Paul Kurtz on What's Missing from The New Atheism
Matthew C. Nisbet, Ph.D. is Associate Professor of Communication Studies, Public Policy, and Urban Affairs at Northeastern University. Nisbet studies the role of communication and advocacy in policymaking and public affairs, focusing on debates over over climate change, energy, and sustainability. Among awards and recognition, Nisbet has been a Visiting Shorenstein Fellow on Press, Politics, and Public Policy at Harvard University's Kennedy School of Government, a Health Policy Investigator at the Robert Wood Johnson Foundation, and a Google Science Communication Fellow. In 2011, the editors at the journal Nature recommended Nisbet's research as “essential reading for anyone with a passing interest in the climate change debate,” and the New Republic highlighted his work as a “fascinating dissection of the shortcomings of climate activism."
The philosopher Paul Kurtz has published a new position booklet that addresses much of what I have been arguing is missing--and so deeply troubling--about the New Atheist movement. Below is a press release from the Council for Secular Humanism.

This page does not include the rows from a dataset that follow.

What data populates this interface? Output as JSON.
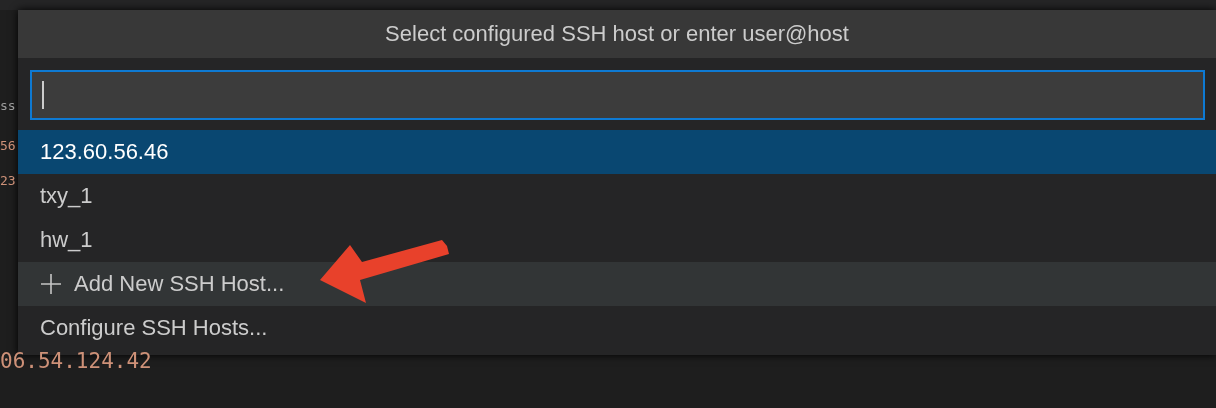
{
  "editor_fragments": [
    {
      "text": "ss",
      "kind": "plain"
    },
    {
      "text": "56",
      "kind": "string"
    },
    {
      "text": "23",
      "kind": "string"
    }
  ],
  "quick_pick": {
    "title": "Select configured SSH host or enter user@host",
    "items": [
      {
        "label": "123.60.56.46",
        "kind": "host",
        "selected": true,
        "hovered": false
      },
      {
        "label": "txy_1",
        "kind": "host",
        "selected": false,
        "hovered": false
      },
      {
        "label": "hw_1",
        "kind": "host",
        "selected": false,
        "hovered": false
      },
      {
        "label": "Add New SSH Host...",
        "kind": "add",
        "selected": false,
        "hovered": true
      },
      {
        "label": "Configure SSH Hosts...",
        "kind": "action",
        "selected": false,
        "hovered": false
      }
    ]
  },
  "editor_bottom_line": {
    "text": "06.54.124.42",
    "kind": "string"
  }
}
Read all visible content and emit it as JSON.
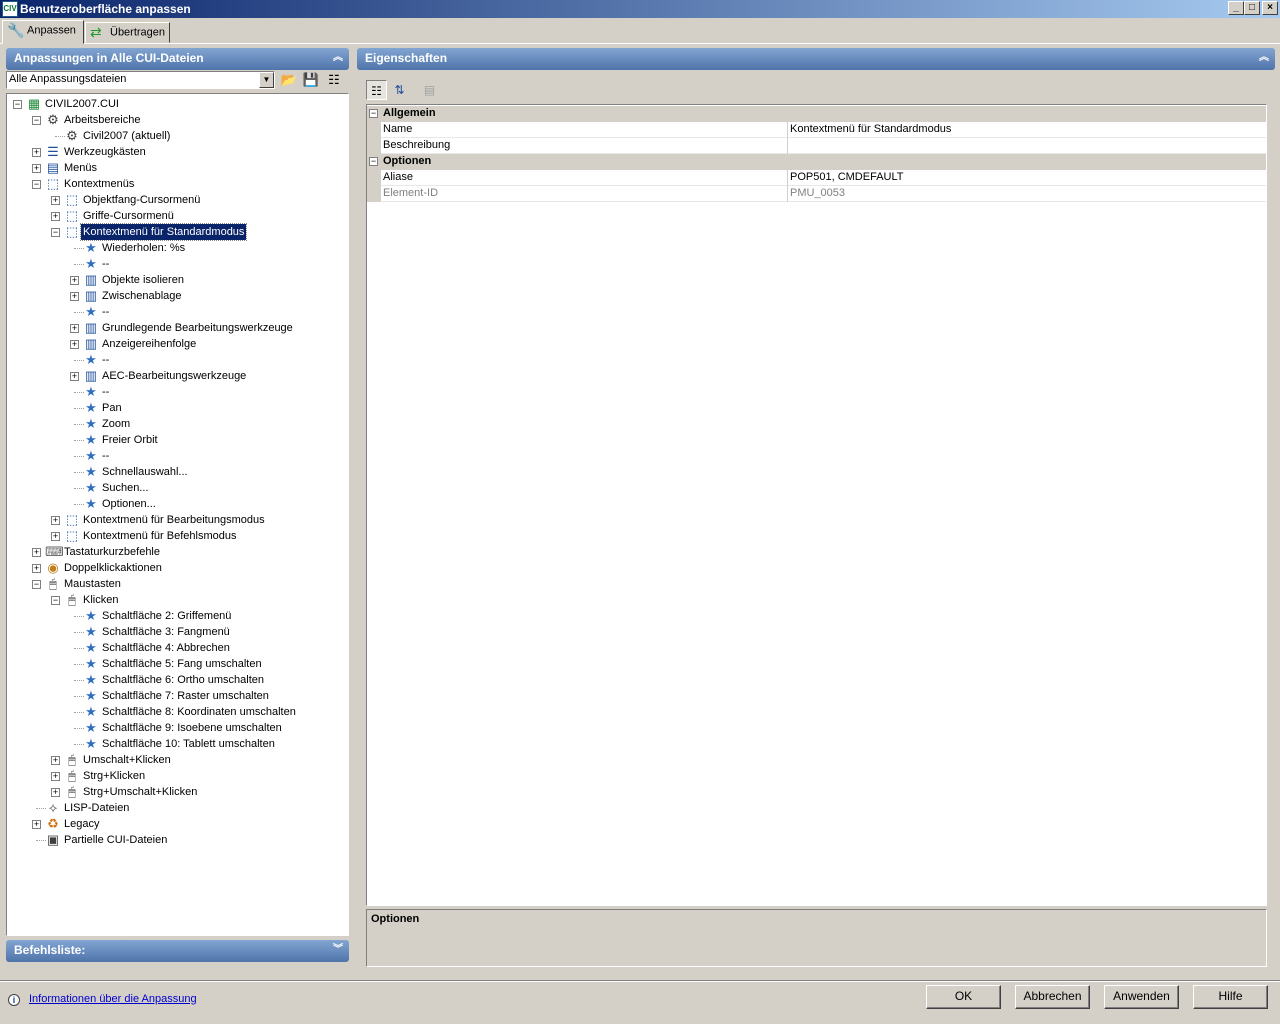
{
  "window": {
    "title": "Benutzeroberfläche anpassen",
    "app_icon_text": "CIV",
    "buttons": {
      "minimize": "_",
      "maximize": "□",
      "close": "×"
    }
  },
  "tabs": [
    {
      "label": "Anpassen",
      "icon": "wrench-icon",
      "active": true
    },
    {
      "label": "Übertragen",
      "icon": "transfer-arrows-icon",
      "active": false
    }
  ],
  "left_panel": {
    "title": "Anpassungen in Alle CUI-Dateien",
    "dropdown_value": "Alle Anpassungsdateien",
    "tree": [
      {
        "label": "CIVIL2007.CUI",
        "icon": "cui-file-icon",
        "expander": "−"
      },
      {
        "label": "Arbeitsbereiche",
        "icon": "workspace-gear-icon",
        "expander": "−"
      },
      {
        "label": "Civil2007 (aktuell)",
        "icon": "gear-icon",
        "expander": ""
      },
      {
        "label": "Werkzeugkästen",
        "icon": "toolbar-icon",
        "expander": "+"
      },
      {
        "label": "Menüs",
        "icon": "menu-icon",
        "expander": "+"
      },
      {
        "label": "Kontextmenüs",
        "icon": "context-menu-icon",
        "expander": "−"
      },
      {
        "label": "Objektfang-Cursormenü",
        "icon": "context-menu-icon",
        "expander": "+"
      },
      {
        "label": "Griffe-Cursormenü",
        "icon": "context-menu-icon",
        "expander": "+"
      },
      {
        "label": "Kontextmenü für Standardmodus",
        "icon": "context-menu-icon",
        "expander": "−",
        "selected": true
      },
      {
        "label": "Wiederholen: %s",
        "icon": "star-icon",
        "expander": ""
      },
      {
        "label": "--",
        "icon": "star-icon",
        "expander": ""
      },
      {
        "label": "Objekte isolieren",
        "icon": "submenu-icon",
        "expander": "+"
      },
      {
        "label": "Zwischenablage",
        "icon": "submenu-icon",
        "expander": "+"
      },
      {
        "label": "--",
        "icon": "star-icon",
        "expander": ""
      },
      {
        "label": "Grundlegende Bearbeitungswerkzeuge",
        "icon": "submenu-icon",
        "expander": "+"
      },
      {
        "label": "Anzeigereihenfolge",
        "icon": "submenu-icon",
        "expander": "+"
      },
      {
        "label": "--",
        "icon": "star-icon",
        "expander": ""
      },
      {
        "label": "AEC-Bearbeitungswerkzeuge",
        "icon": "submenu-icon",
        "expander": "+"
      },
      {
        "label": "--",
        "icon": "star-icon",
        "expander": ""
      },
      {
        "label": "Pan",
        "icon": "star-icon",
        "expander": ""
      },
      {
        "label": "Zoom",
        "icon": "star-icon",
        "expander": ""
      },
      {
        "label": "Freier Orbit",
        "icon": "star-icon",
        "expander": ""
      },
      {
        "label": "--",
        "icon": "star-icon",
        "expander": ""
      },
      {
        "label": "Schnellauswahl...",
        "icon": "star-icon",
        "expander": ""
      },
      {
        "label": "Suchen...",
        "icon": "star-icon",
        "expander": ""
      },
      {
        "label": "Optionen...",
        "icon": "star-icon",
        "expander": ""
      },
      {
        "label": "Kontextmenü für Bearbeitungsmodus",
        "icon": "context-menu-icon",
        "expander": "+"
      },
      {
        "label": "Kontextmenü für Befehlsmodus",
        "icon": "context-menu-icon",
        "expander": "+"
      },
      {
        "label": "Tastaturkurzbefehle",
        "icon": "keyboard-icon",
        "expander": "+"
      },
      {
        "label": "Doppelklickaktionen",
        "icon": "double-click-icon",
        "expander": "+"
      },
      {
        "label": "Maustasten",
        "icon": "mouse-icon",
        "expander": "−"
      },
      {
        "label": "Klicken",
        "icon": "mouse-icon",
        "expander": "−"
      },
      {
        "label": "Schaltfläche 2: Griffemenü",
        "icon": "star-icon",
        "expander": ""
      },
      {
        "label": "Schaltfläche 3: Fangmenü",
        "icon": "star-icon",
        "expander": ""
      },
      {
        "label": "Schaltfläche 4: Abbrechen",
        "icon": "star-icon",
        "expander": ""
      },
      {
        "label": "Schaltfläche 5: Fang umschalten",
        "icon": "star-icon",
        "expander": ""
      },
      {
        "label": "Schaltfläche 6: Ortho umschalten",
        "icon": "star-icon",
        "expander": ""
      },
      {
        "label": "Schaltfläche 7: Raster umschalten",
        "icon": "star-icon",
        "expander": ""
      },
      {
        "label": "Schaltfläche 8: Koordinaten umschalten",
        "icon": "star-icon",
        "expander": ""
      },
      {
        "label": "Schaltfläche 9: Isoebene umschalten",
        "icon": "star-icon",
        "expander": ""
      },
      {
        "label": "Schaltfläche 10: Tablett umschalten",
        "icon": "star-icon",
        "expander": ""
      },
      {
        "label": "Umschalt+Klicken",
        "icon": "mouse-icon",
        "expander": "+"
      },
      {
        "label": "Strg+Klicken",
        "icon": "mouse-icon",
        "expander": "+"
      },
      {
        "label": "Strg+Umschalt+Klicken",
        "icon": "mouse-icon",
        "expander": "+"
      },
      {
        "label": "LISP-Dateien",
        "icon": "lisp-icon",
        "expander": ""
      },
      {
        "label": "Legacy",
        "icon": "legacy-icon",
        "expander": "+"
      },
      {
        "label": "Partielle CUI-Dateien",
        "icon": "partial-cui-icon",
        "expander": ""
      }
    ]
  },
  "command_list": {
    "title": "Befehlsliste:"
  },
  "properties": {
    "title": "Eigenschaften",
    "rows": [
      {
        "type": "category",
        "label": "Allgemein",
        "expander": "−"
      },
      {
        "type": "prop",
        "name": "Name",
        "value": "Kontextmenü für Standardmodus"
      },
      {
        "type": "prop",
        "name": "Beschreibung",
        "value": ""
      },
      {
        "type": "category",
        "label": "Optionen",
        "expander": "−"
      },
      {
        "type": "prop",
        "name": "Aliase",
        "value": "POP501, CMDEFAULT"
      },
      {
        "type": "prop",
        "name": "Element-ID",
        "value": "PMU_0053",
        "disabled": true
      }
    ],
    "description_title": "Optionen"
  },
  "footer": {
    "info_link": "Informationen über die Anpassung",
    "buttons": {
      "ok": "OK",
      "cancel": "Abbrechen",
      "apply": "Anwenden",
      "help": "Hilfe"
    }
  },
  "colors": {
    "selection": "#0a246a",
    "header_top": "#82a5d2",
    "header_bottom": "#4f74aa",
    "star": "#2f6fc2"
  }
}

Secular Humanism's Elder Statesman Responds to "The New Atheism"
Council for Secular Humanism founder and chairman Paul Kurtz has responded to the recent cultural phenomenon known as "The New Atheism" with a position booklet titled "What Is Secular Humanism?"
"The New Atheism" is a term created by a handful of pundits and journalists to describe the recent flood of highly popular best-selling books by the likes of Dawkins, Dennett, Harris, Hitchens, and Stenger--a veritable law firm of men putting belief in God on trial. These books have placed the topic of unbelief--once considered off-limits--front and center in the popular media. A recent Financial Times/Harris Poll shows that when asked if they believed in any form of God or supreme being, 14 percent of Americans said that they are agnostics (i.e., skeptical about the existence of God, though not atheists). Only 4 percent said that they are atheists; added to this, however, are another 6 percent who said "they would prefer not to say" and 3 percent who are "unsure." These add up to 27 percent of the general population. Compare this to Roman Catholics, who at 26 percent represent the largest single belief group in the United States.
Kurtz views the recent string of books as largely responsible for sparking a renewed and enriched cultural debate. "The 'atheists with attitude,' as one writer called them, have been accused of striking a rather strident and discordant tone," said Kurtz. "But for the secular humanist, it is not so much the stridency of these books that is at issue, as it is what's missing from these books." Are there any ethical values and principles that nonreligious individuals can live by? In a time when many have forsaken otherworldly religions, what does human life mean? What is its significance? Kurtz maintains that secular humanism answers these questions in a way that resonates with human aspirations and the findings of science.
The new booklet provides a succinct and engaging overview of the secular-humanist perspective. Kurtz describes the many ways in which secular humanism's scientific, philosophical, and ethical outlook has exerted a profound influence on civilization from the ancient world to the present. Today, many schools of thought broadly identify with humanist ideas and values. But Kurtz suggests that secular humanism is especially relevant to the needs of our increasingly secular world, because it rejects supernatural explanations of reality and seeks to optimize the fullness of human life in a naturalistic universe. In tune with the most progressive trends of the contemporary world, secular humanism expresses confidence in the power of human beings to solve their problems and conquer uncharted frontiers.
In a recent editorial, published in Free Inquiry magazine (August/September 2007), Kurtz writes that "Secular humanists represent a significant portion of the American public. They comprise tens of millions of people who, though nonreligious, are morally committed. The term nonreligious can be used broadly to refer to those who do not belong to or identify with a denomination or do not claim to believe in God--they may be agnostics, atheists, or skeptics. They look to modern science, literature, philosophy, ethics, and the arts for inspiration rather than the traditional religious 'sacred texts.' They are truly modern in their outlook and behavior."
Kurtz maintains that secular humanism is a bold paradigm, weaving together many historical threads while adding much more that is relevant to our rapidly emerging planetary civilization. In light of the sudden and pervasive interest in the topic of atheism and unbelief, the Center for Inquiry hopes that Kurtz's new position booklet will bring some much-needed clarification and intelligence to the continuing national discussion surrounding the intersection of religion, science, and unbelief. The booklet was published for the Center for Inquiry by its sister organization, Prometheus Books.